  7. Free, publicly-accessible full text available January 1, 2023
  8. We conducted an experiment to evaluate the effects on fieldwork outcomes and interview mode of switching to a web-first mixed-mode data collection design (self-administered web interview and interviewer-administered telephone interview) from a telephone-only design. We examine whether the mixed-mode option leads to better survey outcomes, based on response rates, fieldwork outcomes, interview quality and costs. We also examine respondent characteristics associated with completing a web interview rather than a telephone interview. Our mode experiment study was conducted in the 2019 wave of the Transition into Adulthood Supplement (TAS) to the US Panel Study of Income Dynamics (PSID). TAS collects information biennially from approximately 3,000 young adults in PSID families. The shift to a mixed-mode design for TAS was aimed at reducing costs and increasing respondent cooperation. We found that for mixed-mode cases compared to telephone only cases, response rates were higher, interviews were completed faster and with lower effort, the quality of the interview data appeared better, and fieldwork costs were lower. A clear set of respondent characteristics reflecting demographic and socioeconomic characteristics, technology availability and use, time use, and psychological health were associated with completing a web interview rather than a telephone interview.
    Free, publicly-accessible full text available January 1, 2023
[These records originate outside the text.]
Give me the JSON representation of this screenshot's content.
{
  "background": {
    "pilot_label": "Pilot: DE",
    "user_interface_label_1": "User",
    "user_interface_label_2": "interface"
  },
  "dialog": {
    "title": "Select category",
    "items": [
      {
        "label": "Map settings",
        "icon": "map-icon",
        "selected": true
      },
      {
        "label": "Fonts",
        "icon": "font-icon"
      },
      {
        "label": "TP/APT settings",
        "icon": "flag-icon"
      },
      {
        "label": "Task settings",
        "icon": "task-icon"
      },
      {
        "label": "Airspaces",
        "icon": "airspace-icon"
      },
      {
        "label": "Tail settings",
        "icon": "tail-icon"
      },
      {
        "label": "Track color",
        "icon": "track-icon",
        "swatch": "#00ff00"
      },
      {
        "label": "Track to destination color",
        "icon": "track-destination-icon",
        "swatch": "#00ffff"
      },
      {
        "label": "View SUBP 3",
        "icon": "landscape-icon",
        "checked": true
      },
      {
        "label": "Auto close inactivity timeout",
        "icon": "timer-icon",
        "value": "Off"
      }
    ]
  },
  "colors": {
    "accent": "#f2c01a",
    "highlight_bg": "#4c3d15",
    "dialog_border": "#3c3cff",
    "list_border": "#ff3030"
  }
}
  9. Abstract Multiple imputation (MI) is a popular and well-established method for handling missing data in multivariate data sets, but its practicality for use in massive and complex data sets has been questioned. One such data set is the Panel Study of Income Dynamics (PSID), a longstanding and extensive survey of household income and wealth in the United States. Missing data for this survey are currently handled using traditional hot deck methods because of the simple implementation; however, the univariate hot deck results in large random wealth fluctuations. MI is effective but faced with operational challenges. We use a sequential regression/chained-equation approach, using the software IVEware, to multiply impute cross-sectional wealth data in the 2013 PSID, and compare analyses of the resulting imputed data with those from the current hot deck approach. Practical difficulties, such as non-normally distributed variables, skip patterns, categorical variables with many levels, and multicollinearity, are described together with our approaches to overcoming them. We evaluate the imputation quality and validity with internal diagnostics and external benchmarking data. MI produces improvements over the existing hot deck approach by helping preserve correlation structures, such as the associations between PSID wealth components and the relationships between the household net worthmore »and sociodemographic factors, and facilitates completed data analyses with general purposes. MI incorporates highly predictive covariates into imputation models and increases efficiency. We recommend the practical implementation of MI and expect greater gains when the fraction of missing information is large.« less